_PROBLEM DETAILS_
Which of the lines below holds the string "icon"? Copy every line that does.
○ ○ ○
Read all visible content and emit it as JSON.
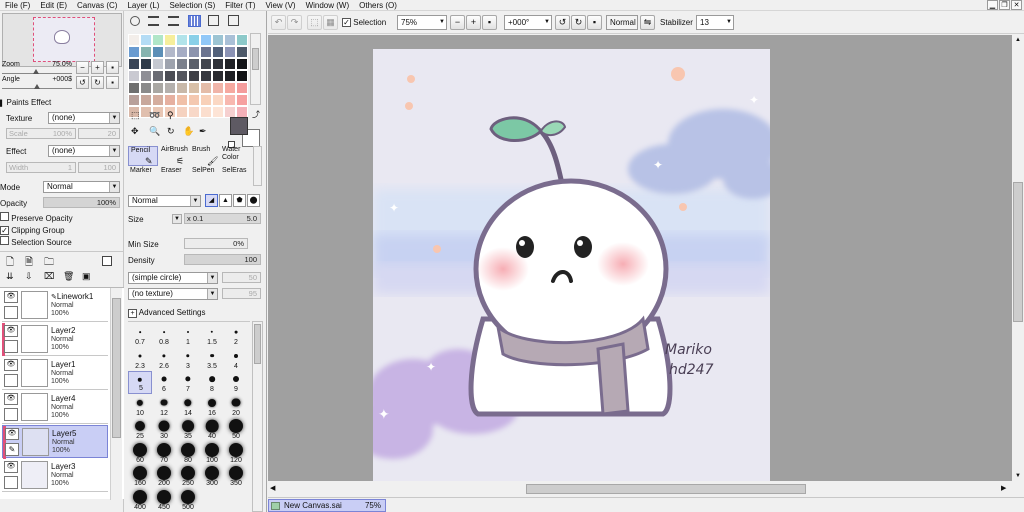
{
  "menu": {
    "file": "File (F)",
    "edit": "Edit (E)",
    "canvas": "Canvas (C)",
    "layer": "Layer (L)",
    "selection": "Selection (S)",
    "filter": "Filter (T)",
    "view": "View (V)",
    "window": "Window (W)",
    "others": "Others (O)"
  },
  "toolbar": {
    "selection_label": "Selection",
    "zoom_value": "75%",
    "rotation_value": "+000°",
    "blend_mode": "Normal",
    "stabilizer_label": "Stabilizer",
    "stabilizer_value": "13"
  },
  "navigator": {
    "zoom_label": "Zoom",
    "zoom_value": "75.0%",
    "angle_label": "Angle",
    "angle_value": "+000$"
  },
  "paints_effect": {
    "title": "Paints Effect",
    "texture_label": "Texture",
    "texture_value": "(none)",
    "scale_label": "Scale",
    "scale_value": "100%",
    "scale_num": "20",
    "effect_label": "Effect",
    "effect_value": "(none)",
    "width_label": "Width",
    "width_value": "1",
    "width_num": "100"
  },
  "layer_props": {
    "mode_label": "Mode",
    "mode_value": "Normal",
    "opacity_label": "Opacity",
    "opacity_value": "100%",
    "preserve_opacity": "Preserve Opacity",
    "clipping_group": "Clipping Group",
    "selection_source": "Selection Source"
  },
  "layers": [
    {
      "name": "Linework1",
      "mode": "Normal",
      "opacity": "100%"
    },
    {
      "name": "Layer2",
      "mode": "Normal",
      "opacity": "100%"
    },
    {
      "name": "Layer1",
      "mode": "Normal",
      "opacity": "100%"
    },
    {
      "name": "Layer4",
      "mode": "Normal",
      "opacity": "100%"
    },
    {
      "name": "Layer5",
      "mode": "Normal",
      "opacity": "100%"
    },
    {
      "name": "Layer3",
      "mode": "Normal",
      "opacity": "100%"
    }
  ],
  "tools": {
    "row1": [
      "Pencil",
      "AirBrush",
      "Brush",
      "Water Color"
    ],
    "row2": [
      "Marker",
      "Eraser",
      "SelPen",
      "SelEras"
    ]
  },
  "brush": {
    "mode_value": "Normal",
    "size_label": "Size",
    "size_mult": "x 0.1",
    "size_value": "5.0",
    "min_size_label": "Min Size",
    "min_size_value": "0%",
    "density_label": "Density",
    "density_value": "100",
    "shape_value": "(simple circle)",
    "shape_num": "50",
    "texture_value": "(no texture)",
    "texture_num": "95",
    "advanced_label": "Advanced Settings",
    "sizes": [
      "0.7",
      "0.8",
      "1",
      "1.5",
      "2",
      "2.3",
      "2.6",
      "3",
      "3.5",
      "4",
      "5",
      "6",
      "7",
      "8",
      "9",
      "10",
      "12",
      "14",
      "16",
      "20",
      "25",
      "30",
      "35",
      "40",
      "50",
      "60",
      "70",
      "80",
      "100",
      "120",
      "160",
      "200",
      "250",
      "300",
      "350",
      "400",
      "450",
      "500"
    ]
  },
  "canvas_art": {
    "signature_line1": "Mariko",
    "signature_line2": "hd247"
  },
  "status": {
    "doc_name": "New Canvas.sai",
    "doc_zoom": "75%"
  },
  "colors": {
    "selected_fg": "#5e5a63",
    "selected_bg": "#ffffff",
    "selection_highlight": "#c9cef5",
    "canvas_bg": "#e9e8f2"
  },
  "swatches": [
    "#f3eeea",
    "#b4dcf5",
    "#b0e6c8",
    "#f6ee9c",
    "#b1e3ea",
    "#8ad0e8",
    "#91c8f8",
    "#9cc4d3",
    "#a9c0d7",
    "#8cc9c9",
    "#6a9bd0",
    "#86b4b0",
    "#5c8fb7",
    "#b2b8ca",
    "#a5acc4",
    "#8c94ae",
    "#6b7490",
    "#51607a",
    "#8b93b5",
    "#4e5a6a",
    "#3a4658",
    "#2e3b4a",
    "#c4c8d0",
    "#9ea3ae",
    "#7b808c",
    "#5a5f6a",
    "#42464f",
    "#2e3138",
    "#1f2126",
    "#111316",
    "#c9c9d1",
    "#8f8f96",
    "#6a6c74",
    "#4b4d55",
    "#54565e",
    "#3f4047",
    "#363840",
    "#2a2b31",
    "#1e1f24",
    "#101114",
    "#6f6f6f",
    "#8a8a8a",
    "#a9a7a3",
    "#b4b0ad",
    "#c8b8a8",
    "#d8c0a8",
    "#e4bca8",
    "#f0b4a8",
    "#f6a9a0",
    "#f49c9c",
    "#b8a09a",
    "#c8a89c",
    "#d4ad9e",
    "#e6b0a0",
    "#f0c0a8",
    "#f4c8b0",
    "#f8d0b8",
    "#fbd8c4",
    "#f8b8b0",
    "#f6a0a0",
    "#d9b8a8",
    "#e0bfae",
    "#e8c6b4",
    "#f0ccba",
    "#f5d2c0",
    "#f8d8c8",
    "#fbdece",
    "#fde4d6",
    "#f6d0d0",
    "#f4b0b8"
  ]
}
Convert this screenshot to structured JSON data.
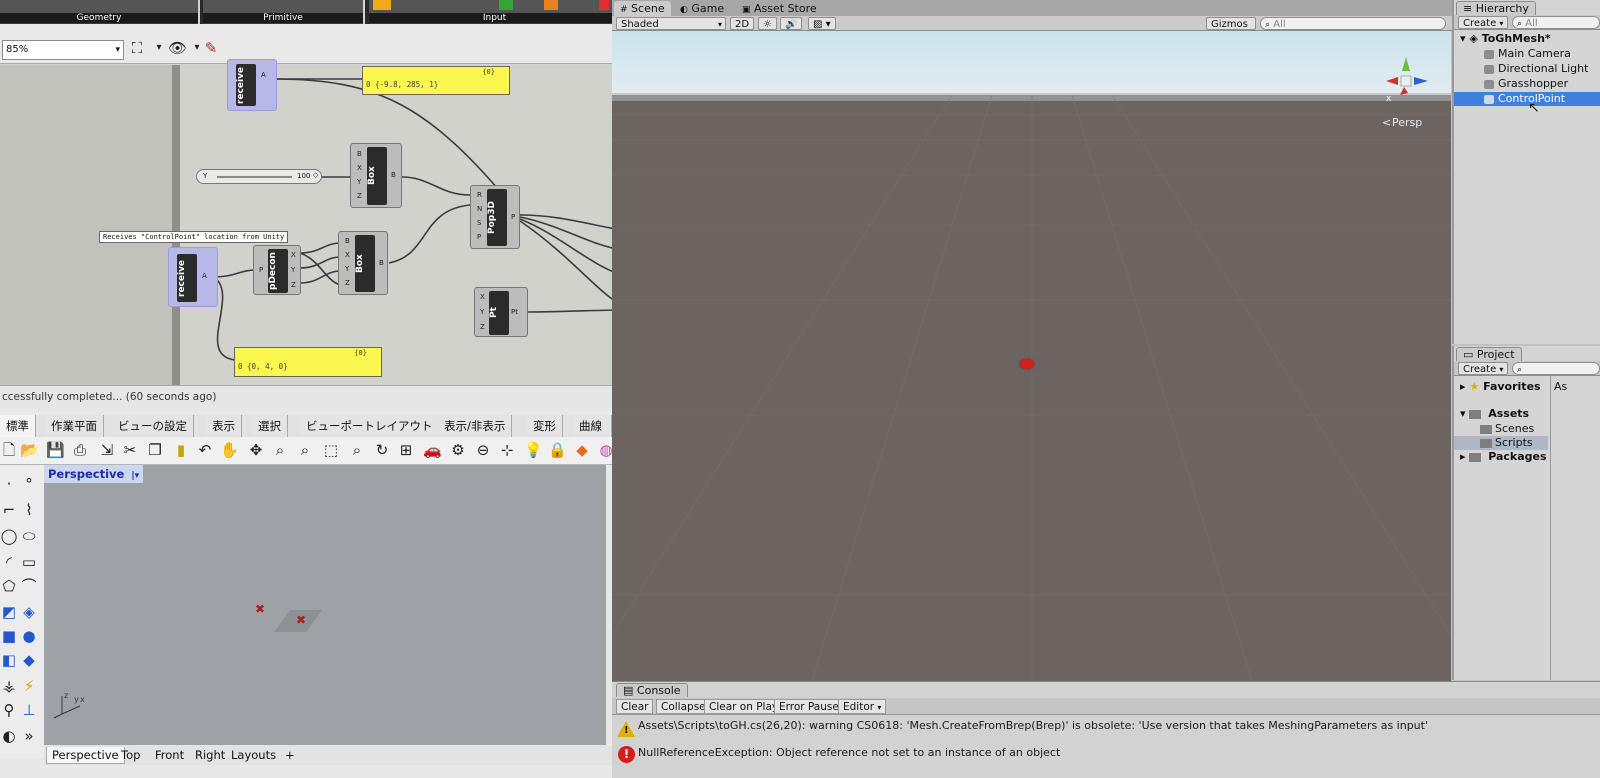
{
  "grasshopper": {
    "ribbon_groups": [
      "Geometry",
      "Primitive",
      "Input"
    ],
    "zoom": "85%",
    "zoom_arrow": "▾",
    "status": "ccessfully completed... (60 seconds ago)",
    "components": {
      "receive_top": "receive",
      "receive_bottom": "receive",
      "box1": "Box",
      "box2": "Box",
      "pdecon": "pDecon",
      "pop3d": "Pop3D",
      "pt": "Pt"
    },
    "tooltip": "Receives \"ControlPoint\" location from Unity",
    "panel_top": "0 {-9.8, 285, 1}",
    "panel_top_hdr": "{0}",
    "panel_bottom": "0 {0, 4, 0}",
    "panel_bottom_hdr": "{0}",
    "slider_label": "Y",
    "slider_value": "100"
  },
  "rhino": {
    "tabs": [
      "標準",
      "作業平面",
      "ビューの設定",
      "表示",
      "選択",
      "ビューポートレイアウト",
      "表示/非表示",
      "変形",
      "曲線ツ"
    ],
    "viewport_title": "Perspective",
    "viewport_tabs": [
      "Perspective",
      "Top",
      "Front",
      "Right",
      "Layouts"
    ],
    "add_tab": "+"
  },
  "unity": {
    "scene_tabs": [
      "Scene",
      "Game",
      "Asset Store"
    ],
    "shading_mode": "Shaded",
    "mode_2d": "2D",
    "gizmos": "Gizmos",
    "search_all": "All",
    "persp_label": "Persp",
    "hierarchy": {
      "tab": "Hierarchy",
      "create": "Create",
      "search": "All",
      "scene": "ToGhMesh*",
      "items": [
        "Main Camera",
        "Directional Light",
        "Grasshopper",
        "ControlPoint"
      ]
    },
    "project": {
      "tab": "Project",
      "create": "Create",
      "favorites": "Favorites",
      "assets": "Assets",
      "folders": [
        "Scenes",
        "Scripts"
      ],
      "packages": "Packages",
      "col2": "As"
    },
    "console": {
      "tab": "Console",
      "buttons": [
        "Clear",
        "Collapse",
        "Clear on Play",
        "Error Pause",
        "Editor"
      ],
      "warning": "Assets\\Scripts\\toGH.cs(26,20): warning CS0618: 'Mesh.CreateFromBrep(Brep)' is obsolete: 'Use version that takes MeshingParameters as input'",
      "error": "NullReferenceException: Object reference not set to an instance of an object"
    }
  }
}
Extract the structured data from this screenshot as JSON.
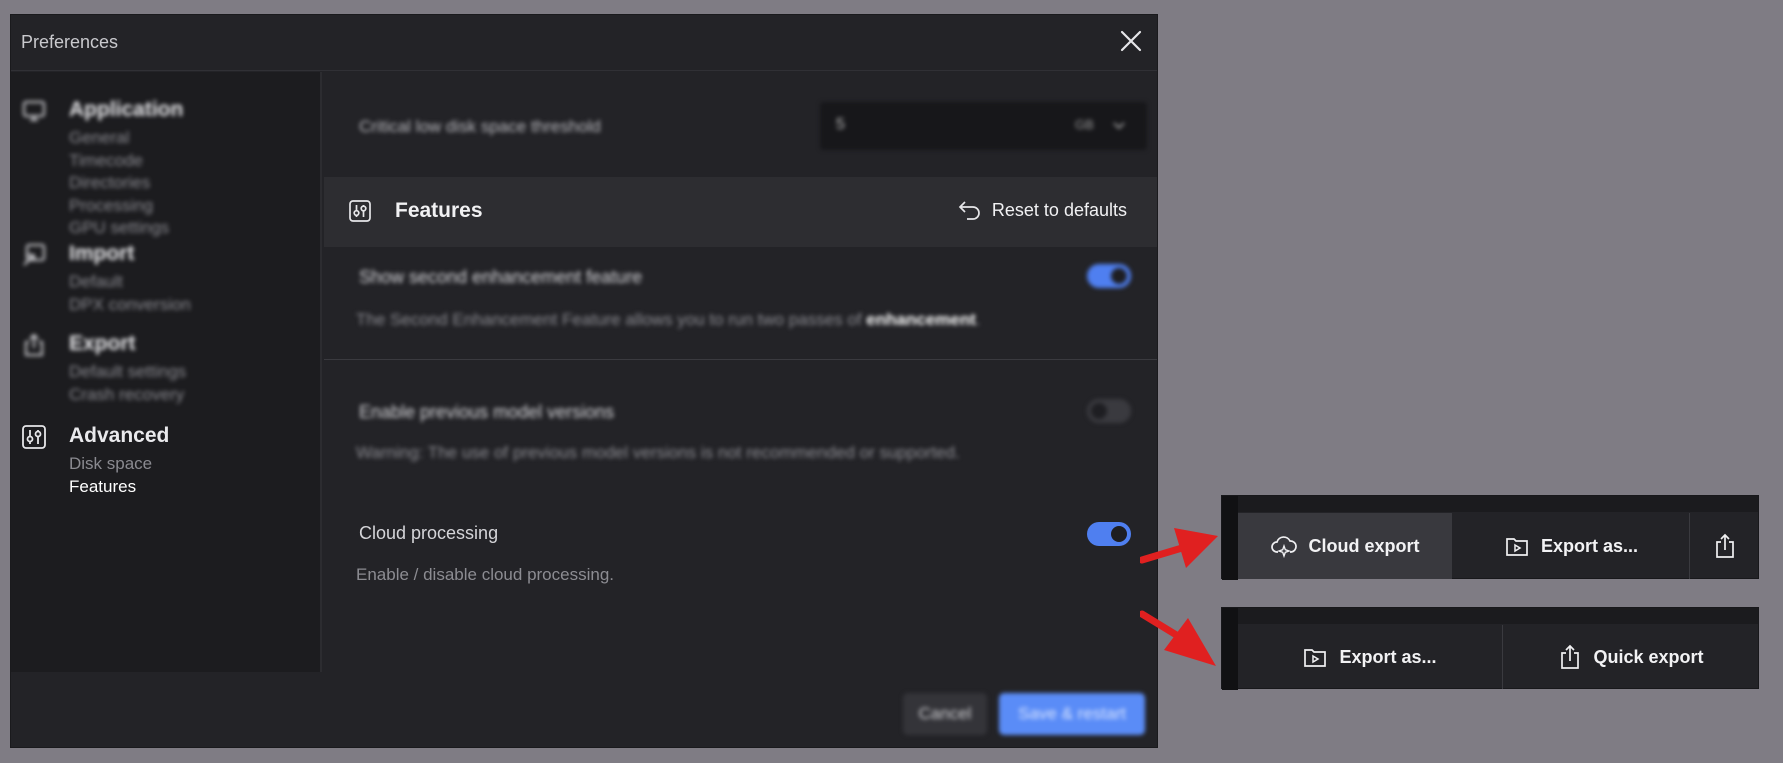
{
  "dialog": {
    "title": "Preferences",
    "sidebar": [
      {
        "heading": "Application",
        "icon": "monitor-icon",
        "items": [
          "General",
          "Timecode",
          "Directories",
          "Processing",
          "GPU settings"
        ]
      },
      {
        "heading": "Import",
        "icon": "import-icon",
        "items": [
          "Default",
          "DPX conversion"
        ]
      },
      {
        "heading": "Export",
        "icon": "export-icon",
        "items": [
          "Default settings",
          "Crash recovery"
        ]
      },
      {
        "heading": "Advanced",
        "icon": "sliders-icon",
        "items": [
          "Disk space",
          "Features"
        ],
        "active_item": "Features"
      }
    ],
    "disk_threshold": {
      "label": "Critical low disk space threshold",
      "value": "5",
      "unit": "GB"
    },
    "features": {
      "title": "Features",
      "reset_label": "Reset to defaults",
      "settings": [
        {
          "label": "Show second enhancement feature",
          "desc_prefix": "The Second Enhancement Feature allows you to run two passes of ",
          "desc_bold": "enhancement",
          "desc_suffix": ".",
          "enabled": true
        },
        {
          "label": "Enable previous model versions",
          "desc": "Warning: The use of previous model versions is not recommended or supported.",
          "enabled": false
        },
        {
          "label": "Cloud processing",
          "desc": "Enable / disable cloud processing.",
          "enabled": true
        }
      ]
    },
    "buttons": {
      "cancel": "Cancel",
      "save": "Save & restart"
    }
  },
  "toolbar_top": {
    "cloud_export": "Cloud export",
    "export_as": "Export as..."
  },
  "toolbar_bottom": {
    "export_as": "Export as...",
    "quick_export": "Quick export"
  },
  "colors": {
    "accent": "#5a8cf7",
    "arrow": "#e02020",
    "background": "#7f7c84"
  }
}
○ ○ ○
_SOLUTION_
        "icon": "monitor-icon",
        "icon": "import-icon",
        "icon": "export-icon",
        "icon": "sliders-icon",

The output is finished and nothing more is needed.